(Interface dataset entries)
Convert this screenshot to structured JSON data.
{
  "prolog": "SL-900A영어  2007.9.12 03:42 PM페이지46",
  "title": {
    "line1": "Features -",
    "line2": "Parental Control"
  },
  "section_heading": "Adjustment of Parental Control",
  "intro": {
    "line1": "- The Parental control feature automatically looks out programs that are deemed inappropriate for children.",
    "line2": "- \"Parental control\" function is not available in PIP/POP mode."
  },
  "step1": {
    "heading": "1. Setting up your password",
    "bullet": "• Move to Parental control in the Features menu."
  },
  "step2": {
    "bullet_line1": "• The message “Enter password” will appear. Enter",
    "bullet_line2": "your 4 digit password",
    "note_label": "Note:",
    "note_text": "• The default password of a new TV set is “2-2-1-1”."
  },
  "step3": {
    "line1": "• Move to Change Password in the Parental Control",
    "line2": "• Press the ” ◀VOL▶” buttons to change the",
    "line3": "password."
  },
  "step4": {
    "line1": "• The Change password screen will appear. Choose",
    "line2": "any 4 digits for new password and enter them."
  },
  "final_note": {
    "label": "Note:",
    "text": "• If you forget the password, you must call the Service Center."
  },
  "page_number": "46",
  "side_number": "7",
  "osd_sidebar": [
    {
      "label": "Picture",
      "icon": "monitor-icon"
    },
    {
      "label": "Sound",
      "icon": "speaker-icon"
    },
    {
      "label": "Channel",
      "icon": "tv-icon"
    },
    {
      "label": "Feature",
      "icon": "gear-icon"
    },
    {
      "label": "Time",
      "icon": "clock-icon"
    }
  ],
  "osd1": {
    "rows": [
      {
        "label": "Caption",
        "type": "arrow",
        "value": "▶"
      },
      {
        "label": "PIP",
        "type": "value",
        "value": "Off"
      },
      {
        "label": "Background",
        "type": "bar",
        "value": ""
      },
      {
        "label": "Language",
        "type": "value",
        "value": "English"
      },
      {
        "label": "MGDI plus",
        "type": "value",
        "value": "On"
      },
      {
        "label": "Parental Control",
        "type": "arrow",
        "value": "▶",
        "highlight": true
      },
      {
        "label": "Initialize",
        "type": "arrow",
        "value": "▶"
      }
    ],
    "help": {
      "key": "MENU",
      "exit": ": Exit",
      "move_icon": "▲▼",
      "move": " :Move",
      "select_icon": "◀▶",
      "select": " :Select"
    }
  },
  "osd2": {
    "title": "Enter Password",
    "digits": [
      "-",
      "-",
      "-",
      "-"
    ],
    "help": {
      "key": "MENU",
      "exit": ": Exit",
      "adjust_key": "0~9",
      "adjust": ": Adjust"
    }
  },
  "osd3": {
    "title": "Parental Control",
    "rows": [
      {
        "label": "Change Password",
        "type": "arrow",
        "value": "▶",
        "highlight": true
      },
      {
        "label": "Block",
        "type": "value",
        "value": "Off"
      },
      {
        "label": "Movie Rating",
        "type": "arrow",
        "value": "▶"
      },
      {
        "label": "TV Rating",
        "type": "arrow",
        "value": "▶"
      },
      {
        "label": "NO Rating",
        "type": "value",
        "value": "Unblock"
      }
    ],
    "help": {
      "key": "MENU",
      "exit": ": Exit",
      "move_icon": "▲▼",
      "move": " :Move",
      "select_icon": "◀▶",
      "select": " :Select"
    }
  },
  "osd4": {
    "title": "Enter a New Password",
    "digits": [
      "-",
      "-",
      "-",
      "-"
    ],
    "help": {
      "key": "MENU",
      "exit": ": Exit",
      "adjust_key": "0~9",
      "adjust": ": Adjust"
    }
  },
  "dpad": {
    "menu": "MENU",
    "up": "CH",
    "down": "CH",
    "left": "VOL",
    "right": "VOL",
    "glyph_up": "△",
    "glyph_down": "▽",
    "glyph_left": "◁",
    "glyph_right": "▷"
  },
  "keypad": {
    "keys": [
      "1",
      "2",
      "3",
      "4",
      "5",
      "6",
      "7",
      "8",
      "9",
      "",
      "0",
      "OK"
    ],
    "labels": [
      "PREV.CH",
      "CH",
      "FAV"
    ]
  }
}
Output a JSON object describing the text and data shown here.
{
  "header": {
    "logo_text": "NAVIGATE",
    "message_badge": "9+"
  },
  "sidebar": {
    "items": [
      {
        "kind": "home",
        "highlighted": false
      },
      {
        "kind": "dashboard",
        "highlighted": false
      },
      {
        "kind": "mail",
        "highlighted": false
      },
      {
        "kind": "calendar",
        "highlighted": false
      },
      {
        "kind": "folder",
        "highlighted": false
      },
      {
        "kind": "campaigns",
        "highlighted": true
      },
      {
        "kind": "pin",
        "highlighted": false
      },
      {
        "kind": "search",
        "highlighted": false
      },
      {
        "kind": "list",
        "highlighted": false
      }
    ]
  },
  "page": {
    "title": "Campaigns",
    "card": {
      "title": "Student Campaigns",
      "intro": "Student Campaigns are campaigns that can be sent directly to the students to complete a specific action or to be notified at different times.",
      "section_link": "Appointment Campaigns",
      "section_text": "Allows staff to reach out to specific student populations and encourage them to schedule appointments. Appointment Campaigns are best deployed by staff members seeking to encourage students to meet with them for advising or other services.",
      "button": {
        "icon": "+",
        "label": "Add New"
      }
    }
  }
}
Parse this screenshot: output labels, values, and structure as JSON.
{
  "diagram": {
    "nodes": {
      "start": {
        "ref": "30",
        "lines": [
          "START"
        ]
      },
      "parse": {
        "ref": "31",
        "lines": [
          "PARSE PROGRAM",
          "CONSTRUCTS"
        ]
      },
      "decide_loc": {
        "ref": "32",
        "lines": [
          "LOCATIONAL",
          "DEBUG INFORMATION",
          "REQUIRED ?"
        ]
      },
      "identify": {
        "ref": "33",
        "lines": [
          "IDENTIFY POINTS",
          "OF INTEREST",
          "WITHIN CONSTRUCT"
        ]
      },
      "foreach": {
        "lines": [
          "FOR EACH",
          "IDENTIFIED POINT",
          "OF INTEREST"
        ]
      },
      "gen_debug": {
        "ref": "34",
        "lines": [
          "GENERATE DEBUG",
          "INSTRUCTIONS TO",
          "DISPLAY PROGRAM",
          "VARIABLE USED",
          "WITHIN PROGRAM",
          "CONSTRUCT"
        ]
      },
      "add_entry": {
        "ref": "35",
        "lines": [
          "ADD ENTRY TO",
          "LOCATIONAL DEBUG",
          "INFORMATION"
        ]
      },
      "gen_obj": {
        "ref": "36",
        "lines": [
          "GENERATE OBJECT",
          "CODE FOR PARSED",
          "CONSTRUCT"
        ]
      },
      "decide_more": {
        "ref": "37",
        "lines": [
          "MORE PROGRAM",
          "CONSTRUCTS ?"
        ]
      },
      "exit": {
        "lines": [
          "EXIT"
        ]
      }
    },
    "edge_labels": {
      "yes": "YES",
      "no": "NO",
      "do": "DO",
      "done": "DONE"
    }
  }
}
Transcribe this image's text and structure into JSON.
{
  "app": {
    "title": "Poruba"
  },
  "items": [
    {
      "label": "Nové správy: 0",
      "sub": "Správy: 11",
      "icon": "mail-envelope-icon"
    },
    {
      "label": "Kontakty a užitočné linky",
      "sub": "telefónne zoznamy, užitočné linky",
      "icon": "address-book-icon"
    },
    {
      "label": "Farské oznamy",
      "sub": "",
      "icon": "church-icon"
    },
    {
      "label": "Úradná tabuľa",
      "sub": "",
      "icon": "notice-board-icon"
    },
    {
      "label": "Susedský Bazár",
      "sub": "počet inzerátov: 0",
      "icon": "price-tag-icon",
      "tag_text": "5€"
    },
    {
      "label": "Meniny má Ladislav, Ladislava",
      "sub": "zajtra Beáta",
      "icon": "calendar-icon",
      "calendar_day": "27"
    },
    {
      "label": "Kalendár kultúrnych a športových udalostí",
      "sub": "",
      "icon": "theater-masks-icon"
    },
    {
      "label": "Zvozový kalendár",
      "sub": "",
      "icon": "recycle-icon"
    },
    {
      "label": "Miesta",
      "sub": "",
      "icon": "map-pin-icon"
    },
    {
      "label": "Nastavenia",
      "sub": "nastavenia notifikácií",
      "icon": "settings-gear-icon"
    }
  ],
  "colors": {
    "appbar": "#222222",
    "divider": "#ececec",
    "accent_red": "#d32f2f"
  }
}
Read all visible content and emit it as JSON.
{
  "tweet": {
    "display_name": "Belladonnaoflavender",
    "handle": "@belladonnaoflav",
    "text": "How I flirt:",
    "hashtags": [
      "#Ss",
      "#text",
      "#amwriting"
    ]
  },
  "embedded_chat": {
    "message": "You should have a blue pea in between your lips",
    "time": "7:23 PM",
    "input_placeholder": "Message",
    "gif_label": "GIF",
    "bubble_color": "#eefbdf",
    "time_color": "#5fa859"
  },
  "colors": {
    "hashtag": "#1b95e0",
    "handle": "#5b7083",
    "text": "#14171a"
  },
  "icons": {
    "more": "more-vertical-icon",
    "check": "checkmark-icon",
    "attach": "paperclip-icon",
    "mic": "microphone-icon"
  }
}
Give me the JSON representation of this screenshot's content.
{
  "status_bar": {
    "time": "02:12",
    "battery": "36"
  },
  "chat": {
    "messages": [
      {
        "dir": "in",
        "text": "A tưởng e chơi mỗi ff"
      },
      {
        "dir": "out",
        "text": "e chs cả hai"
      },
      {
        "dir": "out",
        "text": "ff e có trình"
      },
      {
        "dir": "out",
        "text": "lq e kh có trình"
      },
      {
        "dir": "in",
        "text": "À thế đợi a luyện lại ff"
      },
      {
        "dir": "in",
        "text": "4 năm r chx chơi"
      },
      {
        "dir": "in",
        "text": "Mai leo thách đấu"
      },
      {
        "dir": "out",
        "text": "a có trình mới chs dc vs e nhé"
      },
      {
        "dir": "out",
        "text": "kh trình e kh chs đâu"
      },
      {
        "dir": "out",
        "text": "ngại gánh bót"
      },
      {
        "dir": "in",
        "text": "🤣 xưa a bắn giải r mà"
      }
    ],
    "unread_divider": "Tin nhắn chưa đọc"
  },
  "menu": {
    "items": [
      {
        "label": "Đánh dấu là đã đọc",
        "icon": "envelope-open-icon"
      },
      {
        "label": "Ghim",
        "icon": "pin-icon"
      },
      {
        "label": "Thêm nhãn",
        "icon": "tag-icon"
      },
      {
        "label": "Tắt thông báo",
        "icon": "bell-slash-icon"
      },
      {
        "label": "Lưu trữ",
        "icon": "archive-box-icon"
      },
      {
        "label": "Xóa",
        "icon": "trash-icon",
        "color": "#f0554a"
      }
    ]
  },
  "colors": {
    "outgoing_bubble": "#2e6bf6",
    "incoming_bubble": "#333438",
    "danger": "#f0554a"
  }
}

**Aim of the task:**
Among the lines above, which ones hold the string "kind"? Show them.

**Answer to the problem:**
        "kind": "home",
        "kind": "dashboard",
        "kind": "mail",
        "kind": "calendar",
        "kind": "folder",
        "kind": "campaigns",
        "kind": "pin",
        "kind": "search",
        "kind": "list",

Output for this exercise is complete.